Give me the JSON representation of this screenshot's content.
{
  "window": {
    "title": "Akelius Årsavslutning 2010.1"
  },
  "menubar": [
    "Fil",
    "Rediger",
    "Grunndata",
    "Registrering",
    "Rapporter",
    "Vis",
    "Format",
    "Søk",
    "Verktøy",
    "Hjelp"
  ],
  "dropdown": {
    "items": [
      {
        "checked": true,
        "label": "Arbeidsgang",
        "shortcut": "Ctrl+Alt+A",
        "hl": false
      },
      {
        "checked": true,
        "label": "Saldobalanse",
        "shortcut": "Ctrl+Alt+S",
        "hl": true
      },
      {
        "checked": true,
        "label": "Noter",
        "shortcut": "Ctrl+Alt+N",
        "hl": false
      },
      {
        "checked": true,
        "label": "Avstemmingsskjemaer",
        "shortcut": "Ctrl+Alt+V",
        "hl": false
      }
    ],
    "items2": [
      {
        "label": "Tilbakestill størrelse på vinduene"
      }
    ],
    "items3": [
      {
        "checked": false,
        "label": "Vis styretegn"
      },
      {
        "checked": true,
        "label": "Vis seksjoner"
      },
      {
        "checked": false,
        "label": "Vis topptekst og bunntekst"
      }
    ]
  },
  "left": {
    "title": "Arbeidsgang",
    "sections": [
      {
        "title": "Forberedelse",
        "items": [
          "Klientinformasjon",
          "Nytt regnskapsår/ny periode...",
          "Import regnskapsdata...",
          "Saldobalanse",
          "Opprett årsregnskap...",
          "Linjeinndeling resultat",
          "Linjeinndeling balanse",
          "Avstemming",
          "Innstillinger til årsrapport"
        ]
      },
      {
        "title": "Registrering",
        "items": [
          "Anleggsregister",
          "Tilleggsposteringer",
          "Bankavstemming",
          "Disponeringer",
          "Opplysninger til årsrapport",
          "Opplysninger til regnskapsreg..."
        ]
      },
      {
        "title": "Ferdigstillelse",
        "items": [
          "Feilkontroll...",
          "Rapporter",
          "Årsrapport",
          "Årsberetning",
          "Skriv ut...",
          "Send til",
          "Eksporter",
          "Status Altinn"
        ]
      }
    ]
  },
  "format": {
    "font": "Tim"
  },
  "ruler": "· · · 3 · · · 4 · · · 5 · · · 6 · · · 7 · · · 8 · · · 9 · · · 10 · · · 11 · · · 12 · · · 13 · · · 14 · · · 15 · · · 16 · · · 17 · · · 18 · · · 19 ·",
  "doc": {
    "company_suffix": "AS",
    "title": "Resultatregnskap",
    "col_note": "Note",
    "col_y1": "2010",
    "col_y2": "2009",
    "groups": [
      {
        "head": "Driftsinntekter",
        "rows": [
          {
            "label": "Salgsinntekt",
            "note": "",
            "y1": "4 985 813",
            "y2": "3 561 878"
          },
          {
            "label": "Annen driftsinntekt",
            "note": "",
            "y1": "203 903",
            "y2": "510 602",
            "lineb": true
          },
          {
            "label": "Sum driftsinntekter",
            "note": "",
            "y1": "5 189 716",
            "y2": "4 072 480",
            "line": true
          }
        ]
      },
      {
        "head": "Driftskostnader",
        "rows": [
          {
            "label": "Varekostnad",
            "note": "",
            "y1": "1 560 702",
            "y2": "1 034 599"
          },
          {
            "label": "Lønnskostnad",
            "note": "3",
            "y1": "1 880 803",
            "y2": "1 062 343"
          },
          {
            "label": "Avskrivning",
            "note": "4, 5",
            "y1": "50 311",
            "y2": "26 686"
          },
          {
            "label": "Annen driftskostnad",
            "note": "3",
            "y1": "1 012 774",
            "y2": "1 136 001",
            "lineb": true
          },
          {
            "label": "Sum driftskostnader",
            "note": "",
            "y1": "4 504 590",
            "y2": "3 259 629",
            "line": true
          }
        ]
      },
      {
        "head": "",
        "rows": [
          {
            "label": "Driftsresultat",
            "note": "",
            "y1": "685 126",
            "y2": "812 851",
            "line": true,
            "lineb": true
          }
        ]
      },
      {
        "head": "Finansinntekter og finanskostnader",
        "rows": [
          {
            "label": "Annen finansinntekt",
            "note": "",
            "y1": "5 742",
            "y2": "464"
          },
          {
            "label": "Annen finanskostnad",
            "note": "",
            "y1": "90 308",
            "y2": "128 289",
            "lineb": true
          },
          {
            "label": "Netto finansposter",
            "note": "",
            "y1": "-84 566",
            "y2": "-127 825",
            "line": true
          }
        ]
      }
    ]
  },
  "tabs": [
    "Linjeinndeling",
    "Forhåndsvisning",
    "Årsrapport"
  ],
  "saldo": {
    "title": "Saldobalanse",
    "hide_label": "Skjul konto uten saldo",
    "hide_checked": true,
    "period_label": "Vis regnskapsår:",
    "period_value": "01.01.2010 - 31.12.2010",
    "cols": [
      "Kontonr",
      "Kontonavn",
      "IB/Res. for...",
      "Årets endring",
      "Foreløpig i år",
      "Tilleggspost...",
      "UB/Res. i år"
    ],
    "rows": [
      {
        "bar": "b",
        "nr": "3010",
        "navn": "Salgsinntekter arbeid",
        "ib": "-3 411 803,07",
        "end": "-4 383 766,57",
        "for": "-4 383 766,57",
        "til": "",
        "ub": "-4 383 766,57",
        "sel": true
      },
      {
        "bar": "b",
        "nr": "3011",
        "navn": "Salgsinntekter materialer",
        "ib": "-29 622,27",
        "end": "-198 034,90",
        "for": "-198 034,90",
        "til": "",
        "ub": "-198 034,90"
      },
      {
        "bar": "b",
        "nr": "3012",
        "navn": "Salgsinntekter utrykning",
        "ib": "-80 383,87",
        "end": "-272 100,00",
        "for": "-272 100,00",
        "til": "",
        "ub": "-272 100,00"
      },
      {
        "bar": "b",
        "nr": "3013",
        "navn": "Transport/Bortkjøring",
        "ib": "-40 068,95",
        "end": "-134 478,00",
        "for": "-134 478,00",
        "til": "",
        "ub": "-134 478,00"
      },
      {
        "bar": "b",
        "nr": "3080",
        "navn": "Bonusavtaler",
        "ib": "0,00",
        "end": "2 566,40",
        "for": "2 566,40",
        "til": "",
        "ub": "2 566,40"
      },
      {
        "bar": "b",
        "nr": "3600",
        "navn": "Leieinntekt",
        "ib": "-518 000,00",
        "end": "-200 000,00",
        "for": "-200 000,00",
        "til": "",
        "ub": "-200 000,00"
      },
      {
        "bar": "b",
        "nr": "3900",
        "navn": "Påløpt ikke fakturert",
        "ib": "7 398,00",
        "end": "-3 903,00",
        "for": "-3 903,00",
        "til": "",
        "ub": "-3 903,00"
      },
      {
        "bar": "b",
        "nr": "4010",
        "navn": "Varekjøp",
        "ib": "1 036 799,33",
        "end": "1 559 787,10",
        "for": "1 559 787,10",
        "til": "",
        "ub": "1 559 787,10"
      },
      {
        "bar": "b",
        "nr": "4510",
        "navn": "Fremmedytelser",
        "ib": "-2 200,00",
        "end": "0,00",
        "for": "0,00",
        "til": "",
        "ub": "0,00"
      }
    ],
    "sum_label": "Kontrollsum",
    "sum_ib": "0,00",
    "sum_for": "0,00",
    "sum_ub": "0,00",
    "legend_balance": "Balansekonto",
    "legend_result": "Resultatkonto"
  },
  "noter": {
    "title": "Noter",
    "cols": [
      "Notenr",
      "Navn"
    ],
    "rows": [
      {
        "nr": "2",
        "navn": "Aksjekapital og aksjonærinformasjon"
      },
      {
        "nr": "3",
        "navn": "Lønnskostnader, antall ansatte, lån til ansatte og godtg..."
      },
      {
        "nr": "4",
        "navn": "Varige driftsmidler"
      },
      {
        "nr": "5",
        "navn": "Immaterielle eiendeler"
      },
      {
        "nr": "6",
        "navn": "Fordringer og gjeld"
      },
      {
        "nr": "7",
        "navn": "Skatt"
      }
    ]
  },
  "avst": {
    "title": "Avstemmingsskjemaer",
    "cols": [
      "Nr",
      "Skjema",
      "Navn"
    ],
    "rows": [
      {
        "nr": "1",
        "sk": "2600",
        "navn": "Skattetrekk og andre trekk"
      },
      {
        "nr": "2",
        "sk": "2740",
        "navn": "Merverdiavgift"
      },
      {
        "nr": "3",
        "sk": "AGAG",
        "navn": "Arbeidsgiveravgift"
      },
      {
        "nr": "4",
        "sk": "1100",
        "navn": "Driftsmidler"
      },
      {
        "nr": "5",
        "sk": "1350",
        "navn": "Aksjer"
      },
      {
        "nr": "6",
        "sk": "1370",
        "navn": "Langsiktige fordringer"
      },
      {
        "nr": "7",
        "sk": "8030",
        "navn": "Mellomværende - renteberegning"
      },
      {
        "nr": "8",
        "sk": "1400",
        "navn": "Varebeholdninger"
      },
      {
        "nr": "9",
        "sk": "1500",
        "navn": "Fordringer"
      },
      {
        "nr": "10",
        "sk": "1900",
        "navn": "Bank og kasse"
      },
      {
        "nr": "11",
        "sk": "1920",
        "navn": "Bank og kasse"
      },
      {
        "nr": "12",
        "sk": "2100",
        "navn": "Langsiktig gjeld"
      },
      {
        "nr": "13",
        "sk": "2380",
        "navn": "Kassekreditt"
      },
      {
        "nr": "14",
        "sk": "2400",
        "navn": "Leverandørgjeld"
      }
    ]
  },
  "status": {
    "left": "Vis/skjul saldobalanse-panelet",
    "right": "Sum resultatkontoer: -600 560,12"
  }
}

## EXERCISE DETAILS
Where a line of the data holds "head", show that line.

## ANSWER TO THIS EXERCISE
        "head": "Driftsinntekter",
        "head": "Driftskostnader",
        "head": "",
        "head": "Finansinntekter og finanskostnader",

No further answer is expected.